- Drag onto wire rack, paper and all, to cool.
- The recipe makes a total of 1.9 kg (4 lbs / 3 oz) of dough.
- If you’re in Canada, owing to the quality of Canadian wheat you don’t need special bread flour, you can just use all-purpose. Elsewhere, if you want to use all-purpose, use 1 kg / 7 cups / 2 1/4 lbs of all-purpose. In the UK, don’t use plain flour, you’ll need bread flour;
- Try to use an un-iodized salt because the lack of iodine lets the yeast rise way better because iodine kills yeast .
This classic French bread, Pain Epi (meaning “wheat stalk bread”) ultimately hails from a book called “The New Artisan Bread in Five Minutes a Day”, by Zoë François and Jeff Hertzberg.1 The shape of this bread is designed to expose a large amount of the bread surface to make a very crispy crust. You tear the baked bread off in pieces that naturally break off according to the design of it.
I made it healthier by lowering the salt in it, and I adopted it for the bread machine.
I let my 900 g (2-pound) loaf bread machine mix the dough on its full 1 1/2 hour dough cycle which includes a rise in the bread machine under perfect temperature and humidity conditions. This bread machine pan is just big enough to handle the quantity of dough, though it does want that head start of manually mixing the flour into the water, and perhaps a stir a time or two after that during the mixing to make sure it’s all mixing nicely.
This particular Black & Decker machine is a beast and handles the load quite nicely, but if you sense yours straining I’d stop it — it wouldn’t be worth a burnt-out motor. It really does fill my machine by the time it’s mixed and had its first rising in the machine — you wouldn’t want to double the batch, that’s for sure! (My bread machine has a built-in light – that’s what the demon glow in the corner is! And the machine is not usually that clean — I cleaned it up in horror after I looked at it through a camera lens!)

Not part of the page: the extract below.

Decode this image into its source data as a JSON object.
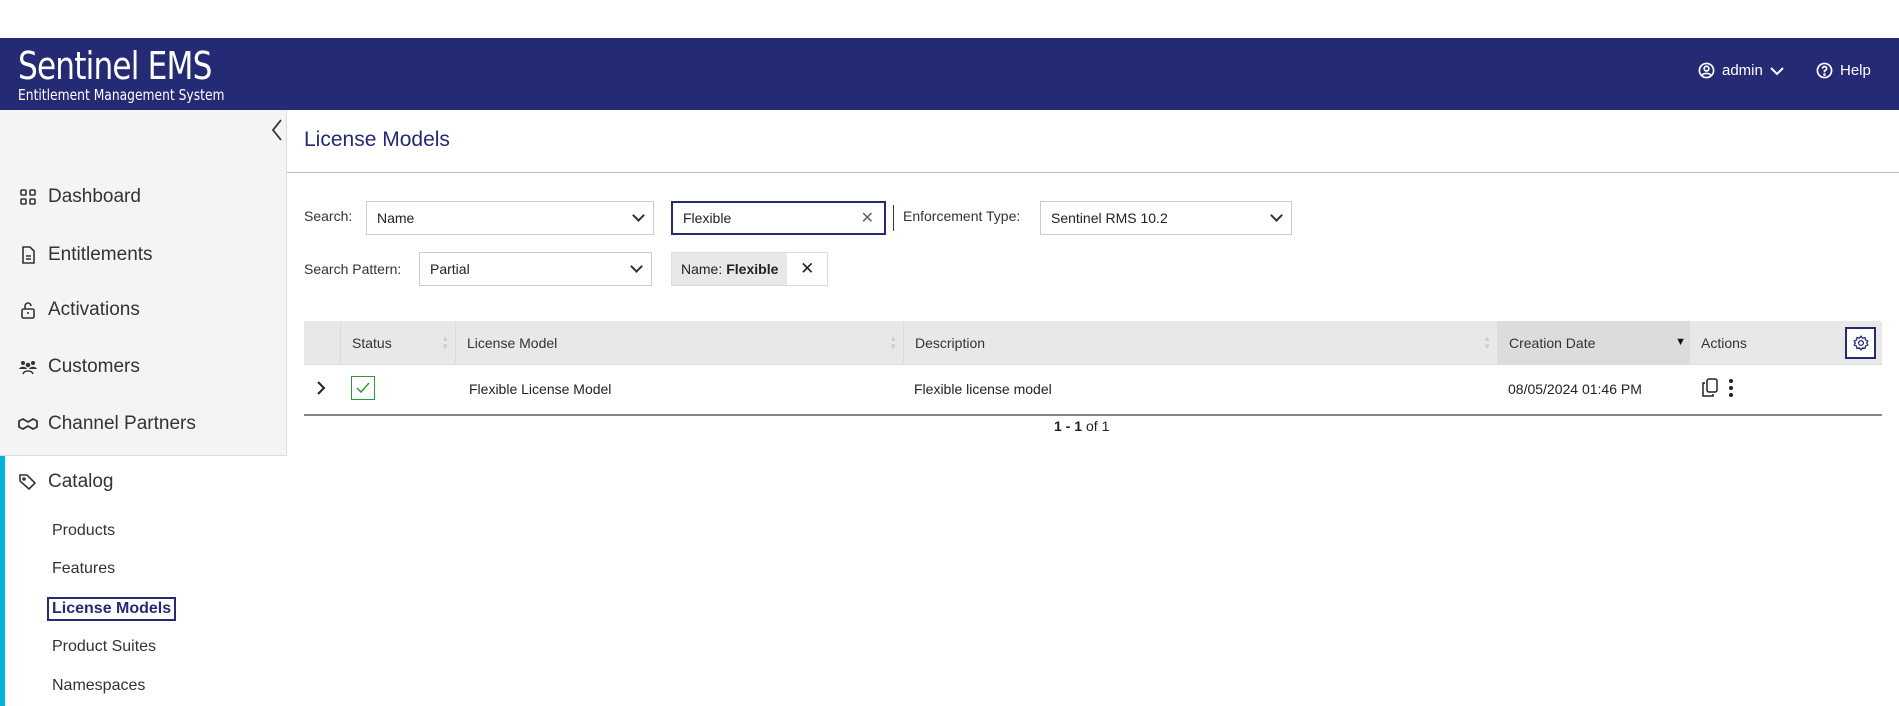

The bread really does taste better as the dough ages in the fridge — I keep it refrigerated in a large, square 1960s era Tupperware container with a lid, the kind that has seen a million cakes, breads, and batches of rolls in it over the decades (there is no need to spray or grease the container).

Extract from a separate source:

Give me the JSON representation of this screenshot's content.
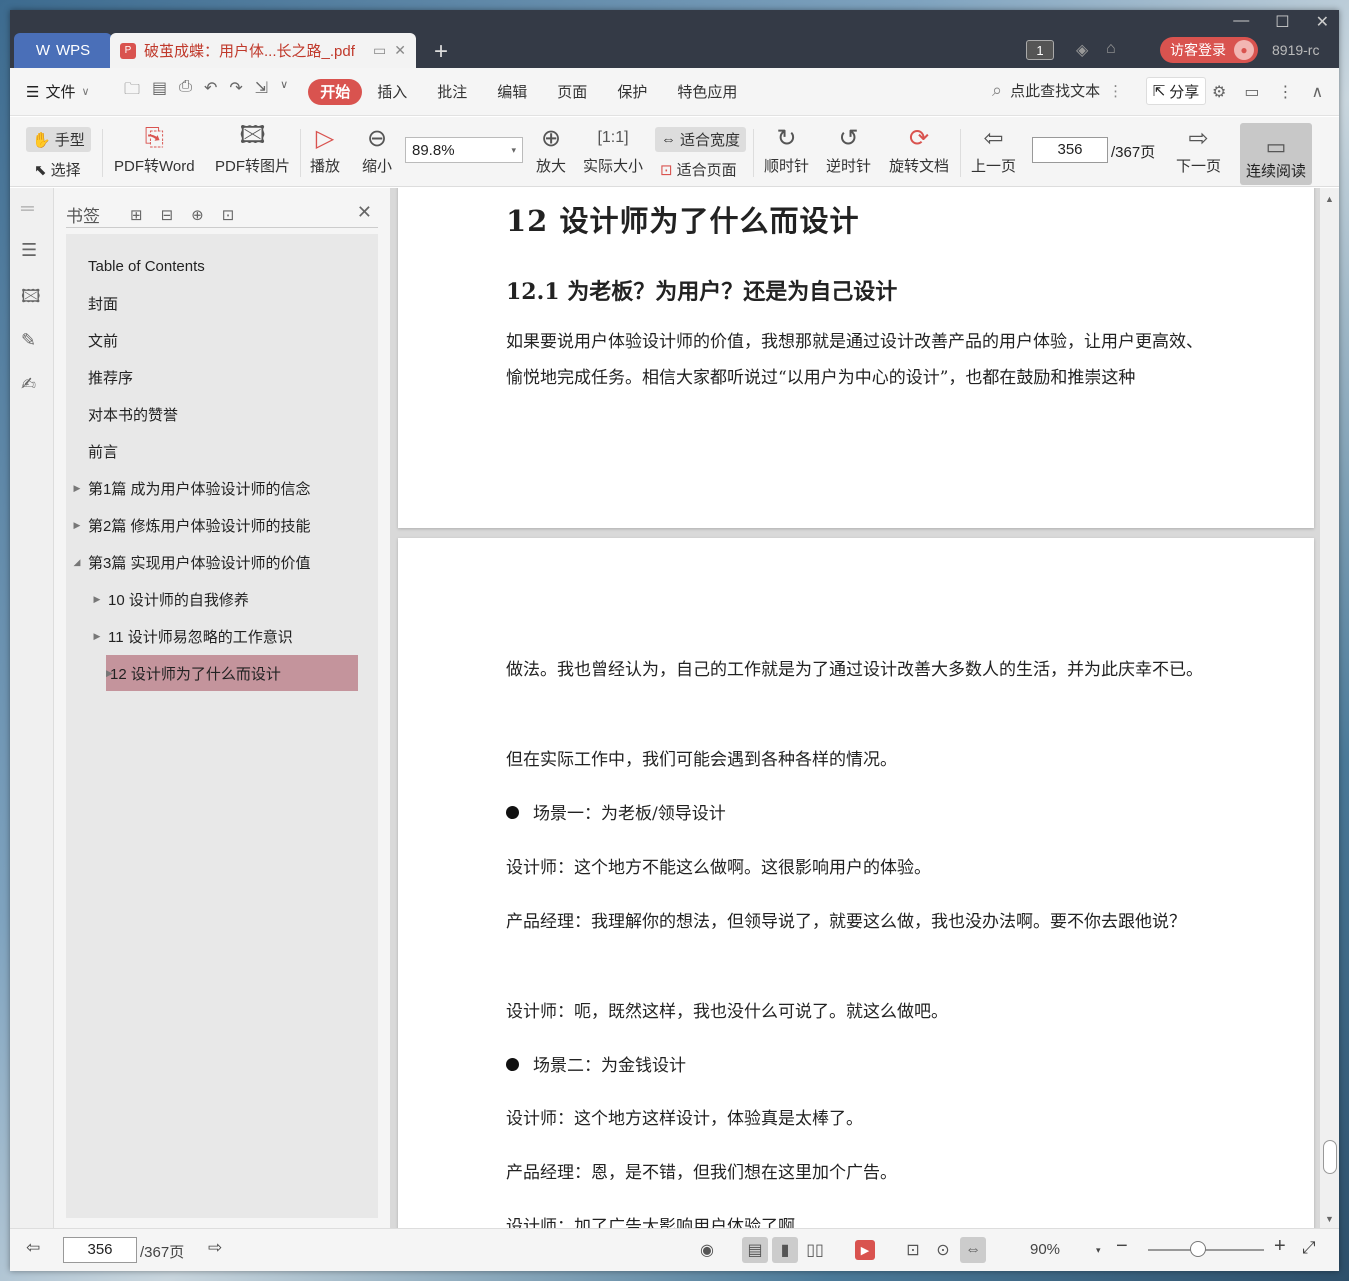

You could consider making a basket of these dramatic-looking breads to put out on the table for a dinner party. They’re ideal in a way because the dough is best made a few days ahead of time. Use about 150 g (5 oz) of bread dough per loaf, or maybe less, and make small ones. On the day of, just form, rise, snip and bake.
There are several things that make this bread qualify as “skinny” in my mind:
- There is no sugar in the recipe at all;
- There is no fat in the recipe at all2;
- The loaves are small, so there’s built-in portion control (which is good because otherwise you so could not stop eating this bread);
- The recipe, and this is the particular brilliance of it, is designed to supply you with these freshly-baked loaves over a period of days. So you can enjoy artisanal bread in perfectly manageable quantities in your daily life over a period of time and don’t have to eat it all at once while it’s still fresh;
- You’re going to end up with loaves that are about 20 cm (8 inches) long, about 5 cm (2 inches wide), and wonderfully satisfying in their texture and crispness, and fewer calories than 4 slices of a grocery store white bread such as Wonder Bread.
- 7 x 270 g loaves = 476 calories per
- 8 x 240 g loaves = 416 calories per
- 12 x 150 g loaves = 277 calories per
* PointsPlus™ calculated by PracticallyEdible.com. Not endorsed by Weight Watchers® International, Inc, which is the owner of the PointsPlus® registered trademark.
They call it “pain d’epi but that makes no more sense to a French ear than “pain de baguette” would. You would actually call it instead “pain en épi”, or “pain épi”, or, in a French bakery, you could just ask for an “épi” the same as you would a “baguette.” ↩
I realize that most breads in France typically are only made from flour, yeast, salt and water, anyway. But, that’s very unusual for breads in the English-speaking world, so being sugar and fat-free already gives these breads an easy step up by being lower in carbs, and fat-free to boot. ↩